On Sunday, October 10th, a rather strong tornado plowed through a swath of the Superior National Forest in Cook County, making it Minnesota's farthest-northeast tornado known to have occurred so late in the season.
The National Weather Service forecast office in Duluth used a combination of spotter reports, video, aerial photographs, and satellite imagery to confirm this remote, northwoods vortex. Analysis indicates the tornado traveled approximately four miles, from Alder Lake, to Rocky Lake, to Clearwater Lake, and then crossed Mountain Lake into Canada. The tornado's maximum width on the ground exceeded a quarter-mile, with winds estimated up to 120 mph, making this an EF-2 tornado on the Enhanced Fujita damage scale.
The tornado formed in conditions that were conducive to the development of severe thunderstorms and tornadoes. A strong low-pressure system and upper-level disturbance pivoted northward through western Minnesota, pulling moist and unstable right up to the Canadian border. This system had produced a mini-outbreak of small tornadoes in South Dakota and Minnesota one day earlier, and the ingredients for tornadoes improved in many ways as the system turned northward.
The Storm Prediction Center had indicated a slight risk for severe weather and tornadoes earlier in the day, and issued a Severe Thunderstorm Watch as severe weather became more probable. The Duluth National Weather Service had issued a Tornado Warning for Cook County at 5:36 PM, 34 minutes before the tornado struck. No tornado was reported during the duration of the warning, because of a lack of spotters deep in the northern forest, but later analyses indicated the tornado was on the ground from 6:10 to 6:20 PM. It took more than two weeks for the National Weather Service sift through the evidence and confirm this tornado.
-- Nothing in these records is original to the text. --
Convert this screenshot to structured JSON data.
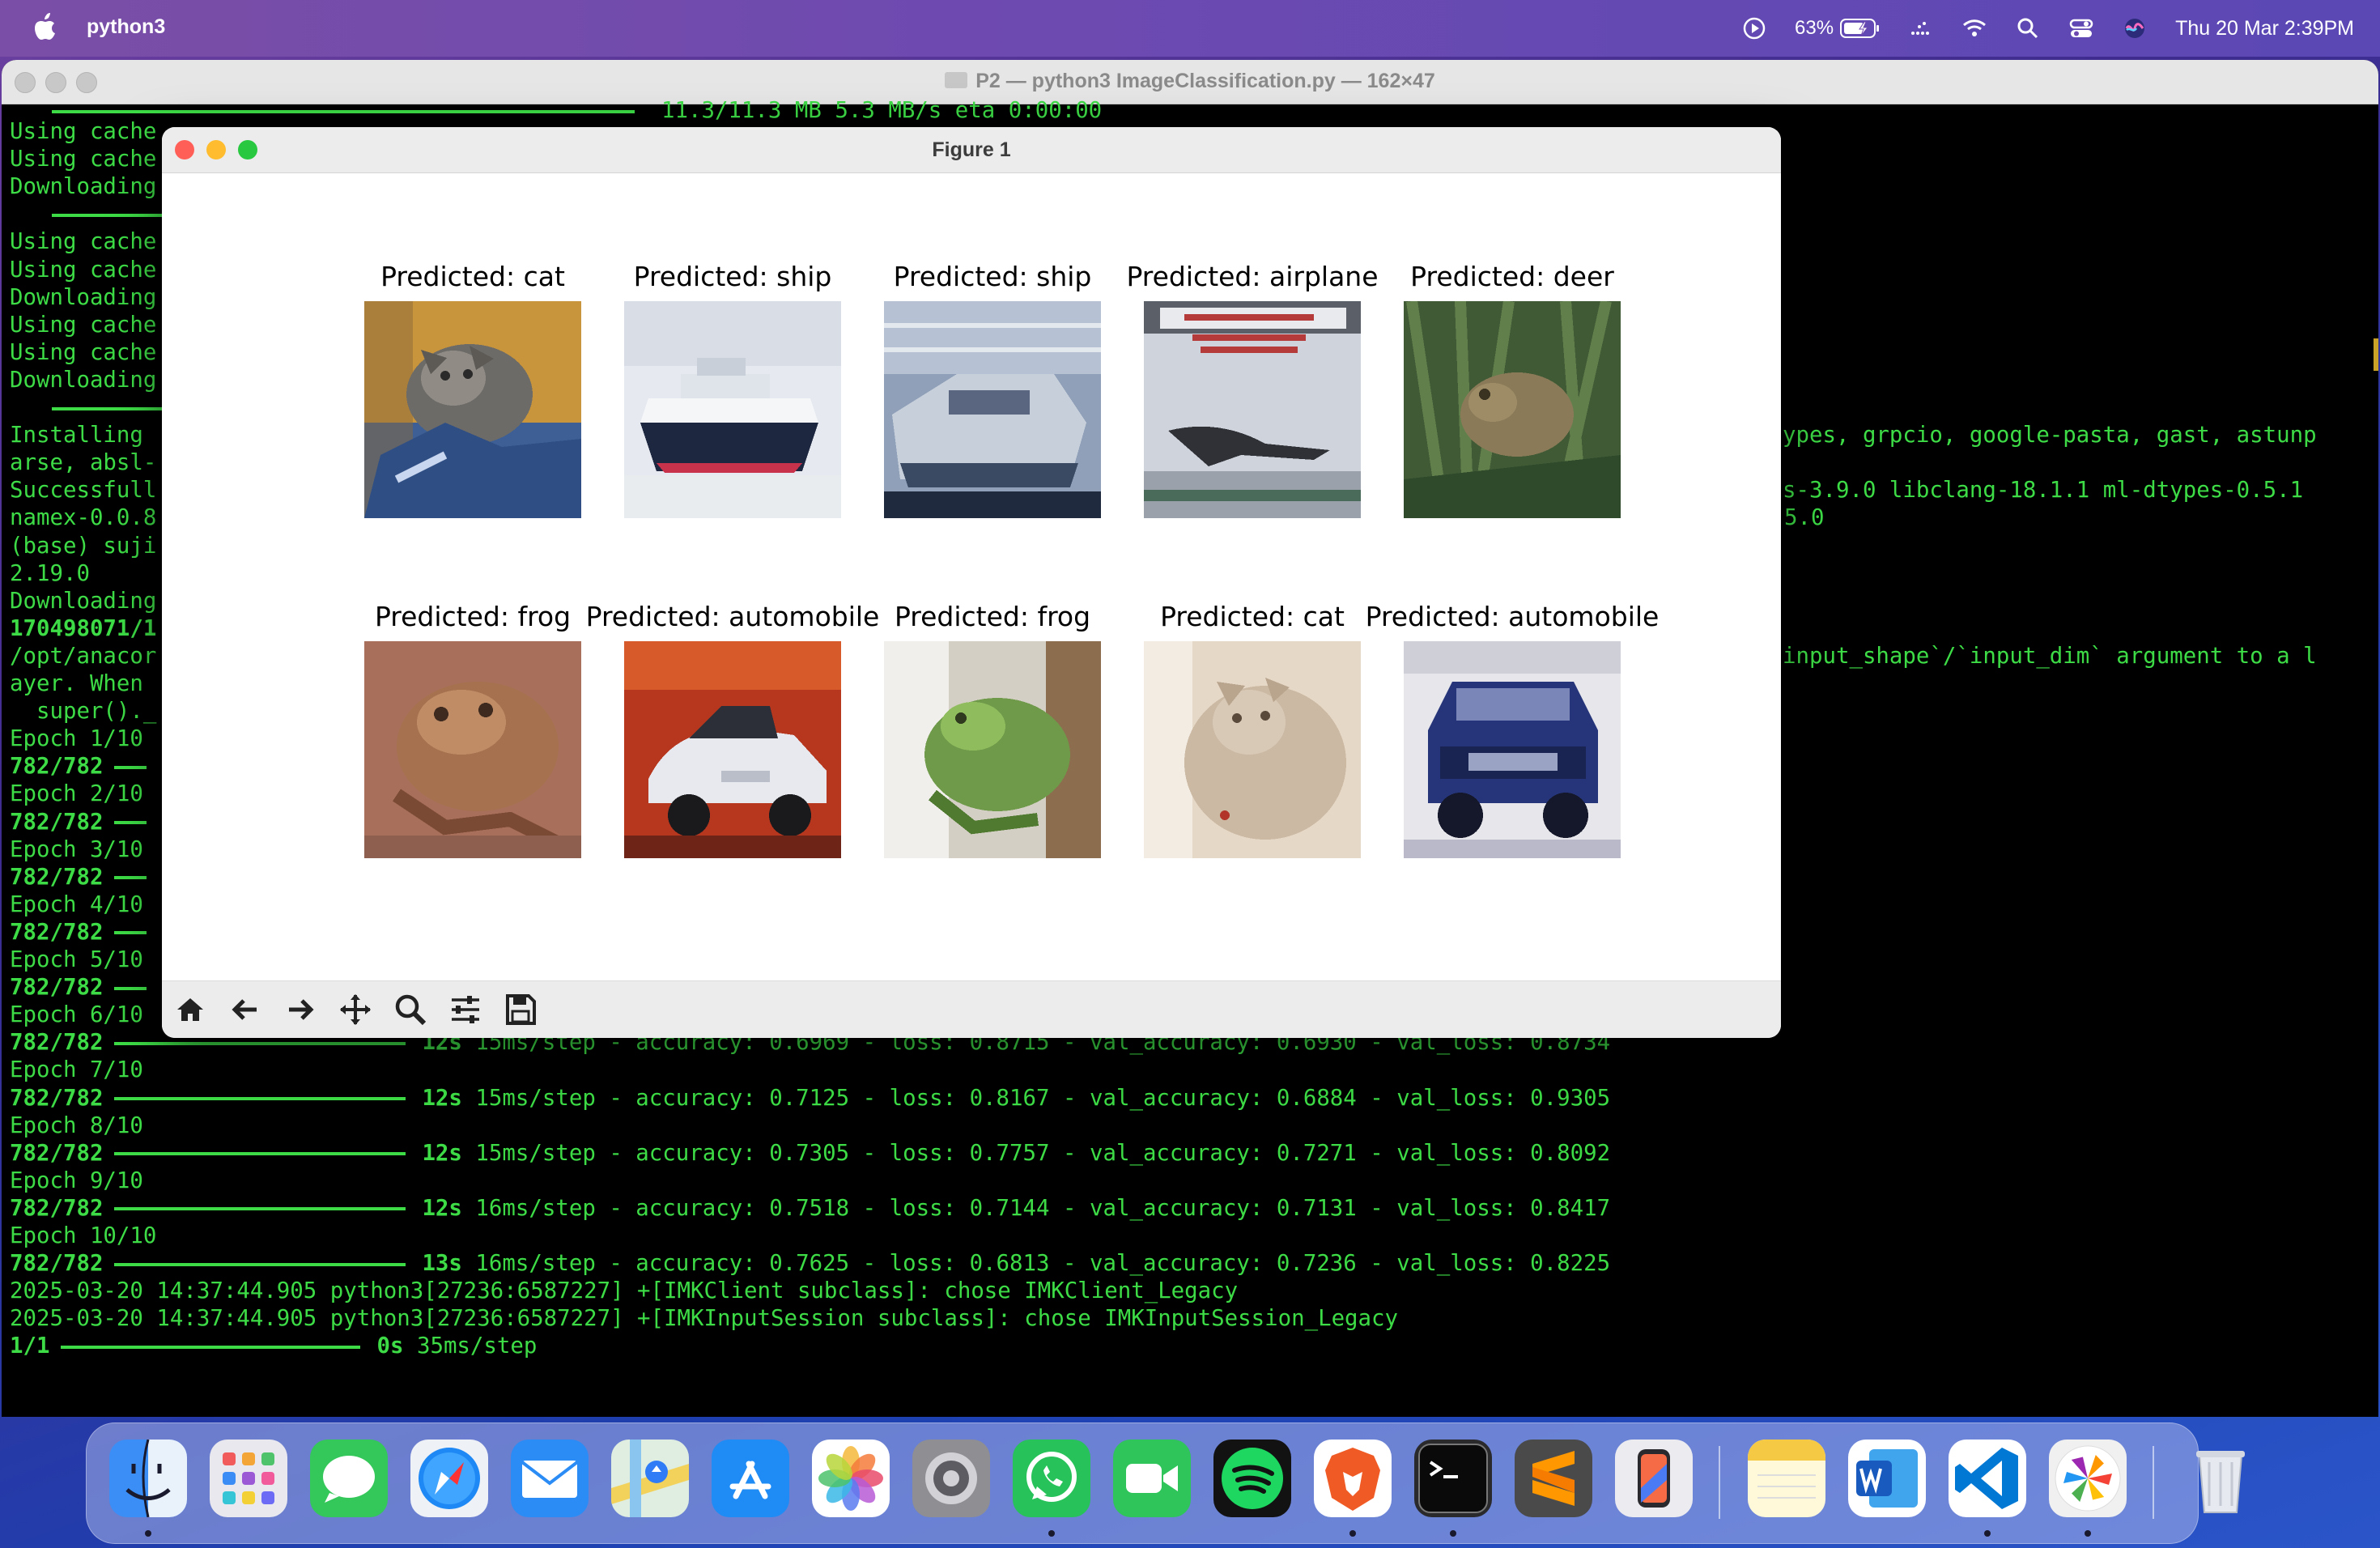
{
  "menubar": {
    "app_name": "python3",
    "battery_percent": "63%",
    "clock": "Thu 20 Mar  2:39PM",
    "icons": [
      "apple-logo-icon",
      "play-circle-icon",
      "battery-icon",
      "dotted-icon",
      "wifi-icon",
      "search-icon",
      "control-center-icon",
      "siri-icon"
    ]
  },
  "terminal": {
    "title": "P2 — python3 ImageClassification.py — 162×47",
    "progress_top": "11.3/11.3 MB 5.3 MB/s eta 0:00:00",
    "left_lines": [
      "Using cache",
      "Using cache",
      "Downloading",
      "",
      "Using cache",
      "Using cache",
      "Downloading",
      "Using cache",
      "Using cache",
      "Downloading",
      "",
      "Installing ",
      "arse, absl-",
      "Successfull",
      "namex-0.0.8",
      "(base) suji",
      "2.19.0",
      "Downloading",
      "170498071/1",
      "/opt/anacor",
      "ayer. When ",
      "  super()._",
      "Epoch 1/10",
      "782/782",
      "Epoch 2/10",
      "782/782",
      "Epoch 3/10",
      "782/782",
      "Epoch 4/10",
      "782/782",
      "Epoch 5/10",
      "782/782",
      "Epoch 6/10"
    ],
    "right_lines": [
      {
        "row": 11,
        "text": "ypes, grpcio, google-pasta, gast, astunp"
      },
      {
        "row": 13,
        "text": "s-3.9.0 libclang-18.1.1 ml-dtypes-0.5.1"
      },
      {
        "row": 14,
        "text": "5.0"
      },
      {
        "row": 19,
        "text": "input_shape`/`input_dim` argument to a l"
      }
    ],
    "epochs": [
      {
        "step": "782/782",
        "time": "12s",
        "rest": " 15ms/step - accuracy: 0.6969 - loss: 0.8715 - val_accuracy: 0.6930 - val_loss: 0.8734"
      },
      {
        "label": "Epoch 7/10"
      },
      {
        "step": "782/782",
        "time": "12s",
        "rest": " 15ms/step - accuracy: 0.7125 - loss: 0.8167 - val_accuracy: 0.6884 - val_loss: 0.9305"
      },
      {
        "label": "Epoch 8/10"
      },
      {
        "step": "782/782",
        "time": "12s",
        "rest": " 15ms/step - accuracy: 0.7305 - loss: 0.7757 - val_accuracy: 0.7271 - val_loss: 0.8092"
      },
      {
        "label": "Epoch 9/10"
      },
      {
        "step": "782/782",
        "time": "12s",
        "rest": " 16ms/step - accuracy: 0.7518 - loss: 0.7144 - val_accuracy: 0.7131 - val_loss: 0.8417"
      },
      {
        "label": "Epoch 10/10"
      },
      {
        "step": "782/782",
        "time": "13s",
        "rest": " 16ms/step - accuracy: 0.7625 - loss: 0.6813 - val_accuracy: 0.7236 - val_loss: 0.8225"
      }
    ],
    "log_1": "2025-03-20 14:37:44.905 python3[27236:6587227] +[IMKClient subclass]: chose IMKClient_Legacy",
    "log_2": "2025-03-20 14:37:44.905 python3[27236:6587227] +[IMKInputSession subclass]: chose IMKInputSession_Legacy",
    "final_step": "1/1",
    "final_time": "0s",
    "final_rest": " 35ms/step"
  },
  "figure": {
    "title": "Figure 1",
    "predictions": [
      {
        "caption": "Predicted: cat",
        "image": "cat"
      },
      {
        "caption": "Predicted: ship",
        "image": "ship-white"
      },
      {
        "caption": "Predicted: ship",
        "image": "ship-grey"
      },
      {
        "caption": "Predicted: airplane",
        "image": "airplane"
      },
      {
        "caption": "Predicted: deer",
        "image": "frog-in-grass"
      },
      {
        "caption": "Predicted: frog",
        "image": "frog-brown"
      },
      {
        "caption": "Predicted: automobile",
        "image": "car-white"
      },
      {
        "caption": "Predicted: frog",
        "image": "frog-green"
      },
      {
        "caption": "Predicted: cat",
        "image": "cat-light"
      },
      {
        "caption": "Predicted: automobile",
        "image": "car-blue"
      }
    ],
    "toolbar": [
      "home-icon",
      "back-arrow-icon",
      "forward-arrow-icon",
      "pan-icon",
      "zoom-icon",
      "configure-subplots-icon",
      "save-icon"
    ]
  },
  "dock": {
    "apps": [
      "Finder",
      "Launchpad",
      "Messages",
      "Safari",
      "Mail",
      "Maps",
      "App Store",
      "Photos",
      "System Settings",
      "WhatsApp",
      "FaceTime",
      "Spotify",
      "Brave",
      "Terminal",
      "Sublime Text",
      "iPhone Mirroring",
      "Notes",
      "Word",
      "VS Code",
      "Pinwheel",
      "Trash"
    ]
  }
}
This tornado is not the latest on record in Minnesota, nor is it the only tornado to have occurred in the Boundary Waters Canoe Area Wilderness. It is, however, the only tornado known to have occurred deep in Minnesota's Arrowhead this late in the season. The runner-up for this dubios distinction occurred in 1900, when a deadly tornado ravaged Biwabik, an Iron Range community in St. Louis County, on October 6th.